So how do we make sense of all of this? A good starting point is looking at the overall incidence of the diseases that spay/neuter may predispose to and diseases that sterilization may prevent. Let’s look as mammary cancer versus other cancers for example. We know that spay decreases the risk of mammary cancer profoundly and in an intact or late spayed female dog we can expect about a 20% incidence overall. Despite its flaws, if we take a look at the Davis study, there is a slight increase is predisposition to osteosarcoma and hemangiosarcoma in females spayed south of one year of age, cancers that respectively carry 0.1% an 5% incidence in dogs. If we compare overall incidence of cancer, we should inevitably be far more concerned about mammary cancer than hemangiosarcoma and we most should certainly be far more concerned about mammary cancer than osteosarcoma.
Also despite its built it flaws, let’s take a look at the Davis German Shepherd study. The study determined that the risk of tearing the cranial cruciate ligament (CCL), the major stabilizing ligament of the canine knee, double in dogs spayed or neutered before the age of 12 months. Again, however, let’s look at overall incidence. The risk of CCL tear in late neutered or intact male dogs is about 2.5%, about 3.2% in intact or late spayed females. Neuter or spay south of 12 months per the study showed a respective increased risk of CCL tear to about 5% and 6.4%. In the females, I am once again going to be far more concerned about preventing mammary cancer that carries an incidence of 20%. Plus, CCL tears are not life threatening and can be far more effectively treated than cancer. In males, however, as long as it does not lead to out of control behavior, perhaps it makes more sense to wait.
In large to giant breed male dogs, if there are no signs of developing behavioral issues, I would advise holding off on neuter until 12-14 months of age. For medium breeds or smaller, I would not risk ruining an agreeable demeanor and temperament by waiting to neuter and opt for neuter at 6 months, well before the age that testosterone is likely to bring out any negative unwanted maleness.
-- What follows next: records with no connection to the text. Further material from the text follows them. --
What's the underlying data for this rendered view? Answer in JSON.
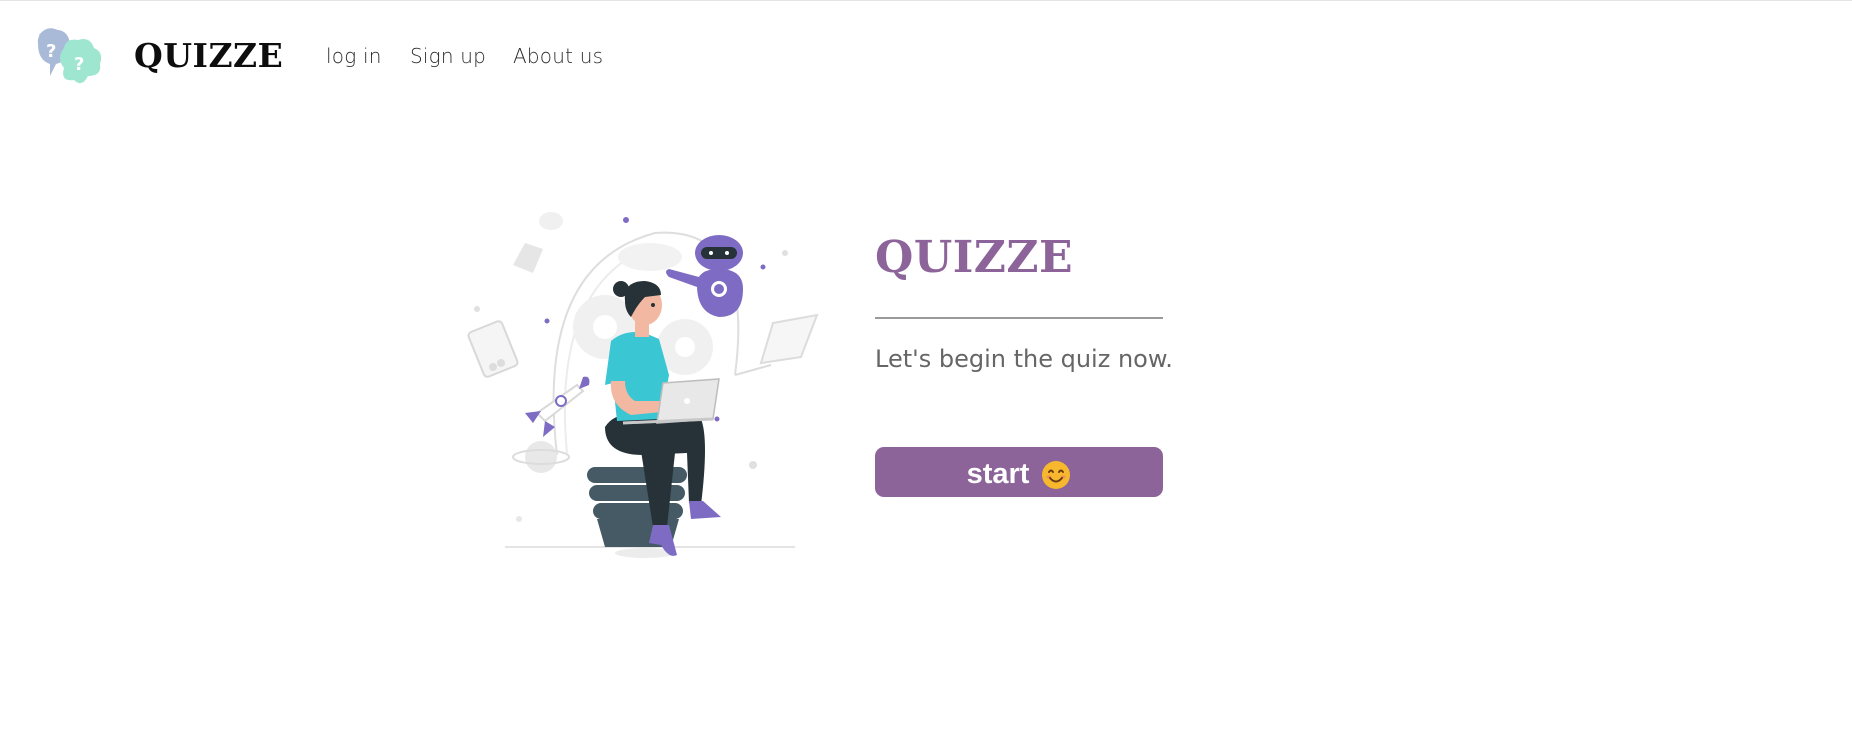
{
  "nav": {
    "brand": "QUIZZE",
    "links": [
      "log in",
      "Sign up",
      "About us"
    ]
  },
  "hero": {
    "title": "QUIZZE",
    "subtitle": "Let's begin the quiz now.",
    "start_label": "start"
  },
  "icons": {
    "logo": "question-bubbles-icon",
    "start": "smiling-face-icon",
    "illustration": "person-with-laptop-and-robot-illustration"
  },
  "colors": {
    "accent": "#8c6499",
    "logo_blue": "#a9b9d8",
    "logo_mint": "#9fe6d1",
    "shirt": "#3ac6d3",
    "robot": "#7e6cc4",
    "text_muted": "#666666"
  }
}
For females, regardless of breed, for me it is all about mammary cancer. Thus, it is my intent to spay any female before her first estrus cycle which is almost always accomplished by performing spay at 6 months of age. I am not a proponent of spaying prior to this age.
Dr. Roger Welton is a practicing veterinarian and highly regarded media personality through a number of topics and platforms. In addition to being passionate about integrative veterinary medicine for which he is a globally recognized expert, Dr. Welton was also an accomplished college lacrosse player and remains to this day very involved in the sport. He is president of Maybeck Animal Hospital , runs the successful veterinary/animal health blogs Web-DVM and Dr. Roger’s Holistic Veterinary Care, and fulfills his passion for lacrosse through his lacrosse and sport blog, The Creator’s Game.